Inflorescence and flower features. Flowers solitary, or aggregated in ‘inflorescences’; in racemes. The terminal inflorescence unit cymose, or racemose. Inflorescences terminal; spike-like. Flowers pedicellate to sessile; bracteate; ebracteolate; small to medium-sized; very irregular; zygomorphic; 4 merous, or 5 merous; tetracyclic. Free hypanthium absent. Hypogynous disk present. Perianth with distinct calyx and corolla; 9; 2 -whorled; anisomerous. Calyx present; 4; 1 -whorled; gamosepalous; lobed; imbricate, or valvate; campanulate, or tubular; regular, or unequal but not bilabiate (when lobes unequal); persistent. Corolla present; 5; 1 -whorled; gamopetalous; lobed; imbricate, or valvate; bilabiate; plain, or with contrasting markings; yellow, or yellow and brown, or purple, or white, or pink, or blue. Androecium 4. Androecial members adnate (to the corolla); markedly unequal; coherent (forming a U-configuration by fusion along the hairy upper margins of the attenuated pores of each anther loculus with the upper pair of anthers free), or free of one another; 1 -whorled. Stamens 4; inserted at markedly different levels (the posterior pair inserted higher in the corolla tube), or all inserted at the same level; remaining included; didynamous; reduced in number relative to the adjacent perianth; oppositisepalous. Filaments hairy, or glabrous. Anthers cohering, or separate from one another; dehiscing via pores, or dehiscing via longitudinal slits; introrse; bilocular (cells connivent, glabrous or sparsely to densely hairy and awned, the awns often unequal); tetrasporangiate. Gynoecium 2 carpelled. The pistil 2 celled. Gynoecium non-petaloid; syncarpous; synstylovarious to eu-syncarpous; superior. Ovary plurilocular; 2 locular. Gynoecium median; stylate. Styles 1; simple; attenuate from the ovary, or from a depression at the top of the ovary; apical. Stigmas 1; 1 - lobed, or 2 - lobed (lobes unequal); when entire capitate. Placentation axile, or apical. Ovules 50 per locule (to ‘many’); pendulous to ascending; non-arillate; anatropous, or campylotropous, or hemianatropous.

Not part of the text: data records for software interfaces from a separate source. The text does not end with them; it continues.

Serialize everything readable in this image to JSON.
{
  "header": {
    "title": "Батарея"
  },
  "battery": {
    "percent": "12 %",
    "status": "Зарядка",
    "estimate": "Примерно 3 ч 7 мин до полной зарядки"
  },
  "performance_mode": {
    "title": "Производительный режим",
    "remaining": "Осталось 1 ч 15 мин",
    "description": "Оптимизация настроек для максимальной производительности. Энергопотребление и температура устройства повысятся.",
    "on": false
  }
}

Fruit and seed features. Fruit non-fleshy; hairy, or not hairy; not spinose; dehiscent; a capsule. Capsules loculicidal and valvular (by 2 valves). Fruit 50 seeded (to ‘many’). Seeds endospermic. Endosperm oily. Seeds minute to small. Cotyledons 2. Embryo straight to curved. Testa longitudinally ribbed, scalariform between.

Special features. Corolla tube exceeding the calyx; straight. The upper lip of the corolla incorporating 2 members, the lower 3; (posterior, adaxial) lip of the corolla bilobed (lobes recurved); upper (adaxial) lip of the corolla markedly concave (and enclosing the anthers). Lower (abaxial) lip of the corolla 3 lobed (the throat not closed).

Geography, cytology, number of species. Native of Australia. Not endemic to Australia. Australian states and territories: Western Australia, South Australia, Queensland, New South Wales, Victoria, Australian Capital Territory, and Tasmania. South-West Botanical Province.

Etymology. From the Greek for "joy, good cheer", perhaps on account of some medicinal properties.

H.R. Coleman, 8 September 2016

Taxonomic Literature

  • Wheeler, Judy; Marchant, Neville; Lewington, Margaret; Graham, Lorraine 2002. Flora of the south west, Bunbury, Augusta, Denmark. Volume 2, dicotyledons. Australian Biological Resources Study.. Canberra..
  • Barker, W. R. 1982. Taxonomic studies in Euphrasia L. (Scrophulariaceae) : a revised infrageneric classification, and a revision of the genus in Australia.
  • Grieve, Brian J.; Blackall, William E. 1982. How to know Western Australian wildflowers : a key to the flora of the extratropical regions of Western Australia. Part IV. University of W.A. Press.. [Perth]..